__Exercise aim__: From the records below, pull each line that has "folder".

__Supplied records__:
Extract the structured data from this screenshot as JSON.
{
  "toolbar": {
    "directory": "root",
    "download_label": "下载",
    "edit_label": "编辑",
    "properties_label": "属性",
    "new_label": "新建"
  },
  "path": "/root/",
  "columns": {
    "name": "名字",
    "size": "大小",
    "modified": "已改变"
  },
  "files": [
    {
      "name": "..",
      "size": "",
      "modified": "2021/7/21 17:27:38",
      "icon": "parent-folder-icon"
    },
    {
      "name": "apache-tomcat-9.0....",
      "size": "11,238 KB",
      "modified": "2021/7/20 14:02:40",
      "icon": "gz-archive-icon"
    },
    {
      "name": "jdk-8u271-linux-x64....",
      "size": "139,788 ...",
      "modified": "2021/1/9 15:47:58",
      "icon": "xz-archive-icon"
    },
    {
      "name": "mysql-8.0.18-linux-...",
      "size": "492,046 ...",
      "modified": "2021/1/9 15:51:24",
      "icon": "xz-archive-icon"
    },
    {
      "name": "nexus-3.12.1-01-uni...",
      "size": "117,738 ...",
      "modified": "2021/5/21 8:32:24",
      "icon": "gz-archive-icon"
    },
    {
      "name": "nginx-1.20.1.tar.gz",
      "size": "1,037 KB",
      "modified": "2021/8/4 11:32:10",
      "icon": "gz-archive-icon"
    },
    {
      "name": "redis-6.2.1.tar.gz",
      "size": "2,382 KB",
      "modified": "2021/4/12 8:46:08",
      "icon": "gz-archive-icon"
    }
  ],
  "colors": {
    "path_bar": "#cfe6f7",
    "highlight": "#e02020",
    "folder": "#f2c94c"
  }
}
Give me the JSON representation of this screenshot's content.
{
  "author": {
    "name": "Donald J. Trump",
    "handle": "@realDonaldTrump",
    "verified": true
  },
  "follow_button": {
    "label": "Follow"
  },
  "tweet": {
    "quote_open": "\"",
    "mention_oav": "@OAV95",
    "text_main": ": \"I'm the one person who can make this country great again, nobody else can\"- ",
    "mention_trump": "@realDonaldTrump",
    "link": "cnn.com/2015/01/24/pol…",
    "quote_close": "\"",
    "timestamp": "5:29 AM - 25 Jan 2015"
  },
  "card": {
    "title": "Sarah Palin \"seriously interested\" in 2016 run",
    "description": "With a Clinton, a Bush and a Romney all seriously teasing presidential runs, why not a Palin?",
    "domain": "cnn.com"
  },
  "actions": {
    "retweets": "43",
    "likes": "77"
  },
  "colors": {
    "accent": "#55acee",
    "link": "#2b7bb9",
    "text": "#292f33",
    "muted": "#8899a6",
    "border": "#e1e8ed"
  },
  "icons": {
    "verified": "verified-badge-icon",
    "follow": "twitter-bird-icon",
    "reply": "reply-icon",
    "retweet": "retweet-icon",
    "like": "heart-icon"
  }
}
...
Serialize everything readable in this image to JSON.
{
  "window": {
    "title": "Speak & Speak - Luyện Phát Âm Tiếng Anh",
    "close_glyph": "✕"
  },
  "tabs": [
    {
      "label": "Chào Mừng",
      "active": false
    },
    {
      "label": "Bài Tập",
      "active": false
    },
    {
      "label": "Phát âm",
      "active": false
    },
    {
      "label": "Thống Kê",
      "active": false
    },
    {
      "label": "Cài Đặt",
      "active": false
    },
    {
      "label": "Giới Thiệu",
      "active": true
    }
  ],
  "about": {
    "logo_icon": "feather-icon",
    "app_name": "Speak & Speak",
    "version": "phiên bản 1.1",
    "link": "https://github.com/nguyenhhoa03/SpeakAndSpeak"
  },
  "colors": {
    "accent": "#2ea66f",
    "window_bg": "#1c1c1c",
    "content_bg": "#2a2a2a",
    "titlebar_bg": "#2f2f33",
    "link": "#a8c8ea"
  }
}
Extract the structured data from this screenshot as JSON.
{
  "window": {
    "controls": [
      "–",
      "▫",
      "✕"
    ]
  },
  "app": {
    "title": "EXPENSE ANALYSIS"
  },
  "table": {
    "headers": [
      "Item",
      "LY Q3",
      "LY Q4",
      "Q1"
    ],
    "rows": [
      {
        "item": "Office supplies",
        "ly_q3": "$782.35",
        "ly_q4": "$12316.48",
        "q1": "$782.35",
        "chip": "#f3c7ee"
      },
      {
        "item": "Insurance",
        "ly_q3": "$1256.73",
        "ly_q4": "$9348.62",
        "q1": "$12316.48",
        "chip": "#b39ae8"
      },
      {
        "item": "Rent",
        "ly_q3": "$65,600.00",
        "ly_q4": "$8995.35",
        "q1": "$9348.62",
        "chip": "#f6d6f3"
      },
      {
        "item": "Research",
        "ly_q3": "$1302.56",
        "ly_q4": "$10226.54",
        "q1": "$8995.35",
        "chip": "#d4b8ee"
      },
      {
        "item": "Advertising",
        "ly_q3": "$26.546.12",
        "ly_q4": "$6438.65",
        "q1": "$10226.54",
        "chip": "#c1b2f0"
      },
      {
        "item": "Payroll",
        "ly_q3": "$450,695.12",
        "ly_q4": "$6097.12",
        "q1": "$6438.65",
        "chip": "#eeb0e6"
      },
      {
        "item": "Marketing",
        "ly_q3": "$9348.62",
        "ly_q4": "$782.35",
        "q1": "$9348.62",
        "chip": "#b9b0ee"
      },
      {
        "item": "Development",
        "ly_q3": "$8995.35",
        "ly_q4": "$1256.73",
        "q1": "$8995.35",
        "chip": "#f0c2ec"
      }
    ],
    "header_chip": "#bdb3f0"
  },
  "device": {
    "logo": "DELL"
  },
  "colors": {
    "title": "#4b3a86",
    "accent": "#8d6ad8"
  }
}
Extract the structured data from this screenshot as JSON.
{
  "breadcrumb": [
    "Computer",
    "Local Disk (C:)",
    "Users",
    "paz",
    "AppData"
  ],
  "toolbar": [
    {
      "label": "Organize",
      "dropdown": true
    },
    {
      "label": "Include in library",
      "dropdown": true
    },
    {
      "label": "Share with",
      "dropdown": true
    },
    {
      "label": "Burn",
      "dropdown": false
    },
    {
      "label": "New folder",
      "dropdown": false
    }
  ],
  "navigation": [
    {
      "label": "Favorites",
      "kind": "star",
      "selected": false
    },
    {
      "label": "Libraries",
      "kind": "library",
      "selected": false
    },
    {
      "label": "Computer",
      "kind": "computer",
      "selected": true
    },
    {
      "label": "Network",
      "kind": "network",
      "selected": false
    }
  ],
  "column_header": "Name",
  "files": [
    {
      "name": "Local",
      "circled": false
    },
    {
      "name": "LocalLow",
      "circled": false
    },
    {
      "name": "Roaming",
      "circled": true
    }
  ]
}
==
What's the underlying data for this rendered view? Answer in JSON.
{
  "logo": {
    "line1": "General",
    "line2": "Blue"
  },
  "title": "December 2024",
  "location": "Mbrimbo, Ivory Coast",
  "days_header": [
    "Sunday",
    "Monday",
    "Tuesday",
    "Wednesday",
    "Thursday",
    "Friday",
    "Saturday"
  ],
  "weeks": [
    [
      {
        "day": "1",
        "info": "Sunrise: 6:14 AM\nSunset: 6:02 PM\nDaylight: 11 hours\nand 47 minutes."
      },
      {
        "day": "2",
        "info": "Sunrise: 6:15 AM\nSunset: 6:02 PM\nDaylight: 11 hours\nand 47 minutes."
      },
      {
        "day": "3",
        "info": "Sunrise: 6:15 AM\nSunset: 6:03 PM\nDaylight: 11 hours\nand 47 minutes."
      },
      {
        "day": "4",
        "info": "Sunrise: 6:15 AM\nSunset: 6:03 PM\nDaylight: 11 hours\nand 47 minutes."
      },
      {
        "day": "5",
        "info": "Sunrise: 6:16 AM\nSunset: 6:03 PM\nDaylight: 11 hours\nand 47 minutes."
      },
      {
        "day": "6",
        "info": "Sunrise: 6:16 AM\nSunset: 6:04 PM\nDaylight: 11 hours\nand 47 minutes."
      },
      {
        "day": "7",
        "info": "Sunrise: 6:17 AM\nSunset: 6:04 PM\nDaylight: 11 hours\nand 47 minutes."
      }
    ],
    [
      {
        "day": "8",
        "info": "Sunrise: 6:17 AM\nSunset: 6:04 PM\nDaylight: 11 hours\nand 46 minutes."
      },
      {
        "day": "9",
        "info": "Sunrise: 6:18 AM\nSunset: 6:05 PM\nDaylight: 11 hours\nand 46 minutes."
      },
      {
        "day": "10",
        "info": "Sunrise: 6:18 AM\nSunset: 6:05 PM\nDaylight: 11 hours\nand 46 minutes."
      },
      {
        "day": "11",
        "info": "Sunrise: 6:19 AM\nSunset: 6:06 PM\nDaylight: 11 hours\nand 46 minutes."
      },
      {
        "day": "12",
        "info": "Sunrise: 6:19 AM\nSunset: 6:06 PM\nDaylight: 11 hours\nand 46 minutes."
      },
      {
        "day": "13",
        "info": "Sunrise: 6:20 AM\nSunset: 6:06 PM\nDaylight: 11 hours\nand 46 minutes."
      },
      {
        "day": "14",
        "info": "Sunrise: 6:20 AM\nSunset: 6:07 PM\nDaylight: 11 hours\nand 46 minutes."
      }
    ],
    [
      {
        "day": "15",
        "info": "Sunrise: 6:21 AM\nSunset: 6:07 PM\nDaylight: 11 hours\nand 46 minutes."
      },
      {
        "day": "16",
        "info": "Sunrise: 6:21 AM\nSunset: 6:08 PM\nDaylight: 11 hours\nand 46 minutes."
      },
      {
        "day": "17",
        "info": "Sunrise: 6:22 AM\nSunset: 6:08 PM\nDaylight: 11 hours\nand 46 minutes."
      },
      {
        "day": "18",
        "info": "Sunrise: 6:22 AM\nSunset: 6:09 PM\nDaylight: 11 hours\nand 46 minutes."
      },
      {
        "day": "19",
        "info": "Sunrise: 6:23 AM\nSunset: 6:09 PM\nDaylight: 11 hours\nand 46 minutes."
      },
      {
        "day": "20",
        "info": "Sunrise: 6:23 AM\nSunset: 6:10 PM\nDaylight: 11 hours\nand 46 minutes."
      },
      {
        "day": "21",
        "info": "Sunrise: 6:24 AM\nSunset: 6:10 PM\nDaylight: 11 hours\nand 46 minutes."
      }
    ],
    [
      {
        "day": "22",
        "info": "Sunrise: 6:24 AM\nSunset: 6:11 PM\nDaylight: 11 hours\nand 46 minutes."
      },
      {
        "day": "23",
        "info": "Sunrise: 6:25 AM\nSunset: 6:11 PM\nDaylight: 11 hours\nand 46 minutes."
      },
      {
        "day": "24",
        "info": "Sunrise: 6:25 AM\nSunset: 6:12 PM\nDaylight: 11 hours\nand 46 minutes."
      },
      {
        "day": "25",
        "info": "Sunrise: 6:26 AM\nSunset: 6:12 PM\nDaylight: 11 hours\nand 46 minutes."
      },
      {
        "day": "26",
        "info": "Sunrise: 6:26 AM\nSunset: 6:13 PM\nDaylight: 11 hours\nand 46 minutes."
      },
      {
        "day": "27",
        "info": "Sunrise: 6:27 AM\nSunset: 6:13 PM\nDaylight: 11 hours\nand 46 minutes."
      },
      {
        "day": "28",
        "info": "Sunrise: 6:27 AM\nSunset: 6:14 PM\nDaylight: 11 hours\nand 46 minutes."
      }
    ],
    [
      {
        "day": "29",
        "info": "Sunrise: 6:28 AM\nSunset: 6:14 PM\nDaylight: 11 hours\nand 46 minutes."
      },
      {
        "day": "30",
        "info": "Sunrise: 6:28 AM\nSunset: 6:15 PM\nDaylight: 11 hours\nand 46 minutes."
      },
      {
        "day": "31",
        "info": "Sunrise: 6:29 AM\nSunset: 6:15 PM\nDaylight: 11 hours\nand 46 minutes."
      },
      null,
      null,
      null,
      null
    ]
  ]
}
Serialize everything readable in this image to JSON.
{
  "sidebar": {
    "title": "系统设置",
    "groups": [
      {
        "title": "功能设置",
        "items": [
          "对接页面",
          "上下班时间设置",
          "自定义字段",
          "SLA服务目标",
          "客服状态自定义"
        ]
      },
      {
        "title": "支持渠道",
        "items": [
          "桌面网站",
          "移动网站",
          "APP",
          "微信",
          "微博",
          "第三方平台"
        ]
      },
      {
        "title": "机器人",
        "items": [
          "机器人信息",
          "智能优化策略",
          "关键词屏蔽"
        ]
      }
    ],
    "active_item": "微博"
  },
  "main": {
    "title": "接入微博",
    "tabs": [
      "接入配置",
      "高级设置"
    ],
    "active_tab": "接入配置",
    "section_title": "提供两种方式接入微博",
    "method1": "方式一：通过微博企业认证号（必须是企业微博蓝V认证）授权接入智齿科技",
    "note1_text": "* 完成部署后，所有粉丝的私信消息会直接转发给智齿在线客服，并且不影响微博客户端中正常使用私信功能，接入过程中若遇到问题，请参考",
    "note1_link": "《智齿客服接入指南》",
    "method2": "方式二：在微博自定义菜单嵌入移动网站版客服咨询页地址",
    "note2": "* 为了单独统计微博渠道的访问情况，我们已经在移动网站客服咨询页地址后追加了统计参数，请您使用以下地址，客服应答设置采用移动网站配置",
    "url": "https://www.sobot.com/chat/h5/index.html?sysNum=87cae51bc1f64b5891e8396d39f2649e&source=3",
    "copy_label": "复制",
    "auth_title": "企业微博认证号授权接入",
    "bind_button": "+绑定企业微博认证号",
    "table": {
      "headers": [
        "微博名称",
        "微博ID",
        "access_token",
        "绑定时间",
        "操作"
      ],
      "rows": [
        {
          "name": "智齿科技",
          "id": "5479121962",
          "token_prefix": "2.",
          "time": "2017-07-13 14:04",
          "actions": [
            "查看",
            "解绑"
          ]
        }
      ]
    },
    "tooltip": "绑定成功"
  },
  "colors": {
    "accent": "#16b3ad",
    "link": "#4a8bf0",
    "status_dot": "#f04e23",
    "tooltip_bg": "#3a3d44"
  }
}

__Result for this exercise__:
      "icon": "parent-folder-icon"
    "folder": "#f2c94c"
      "label": "New folder",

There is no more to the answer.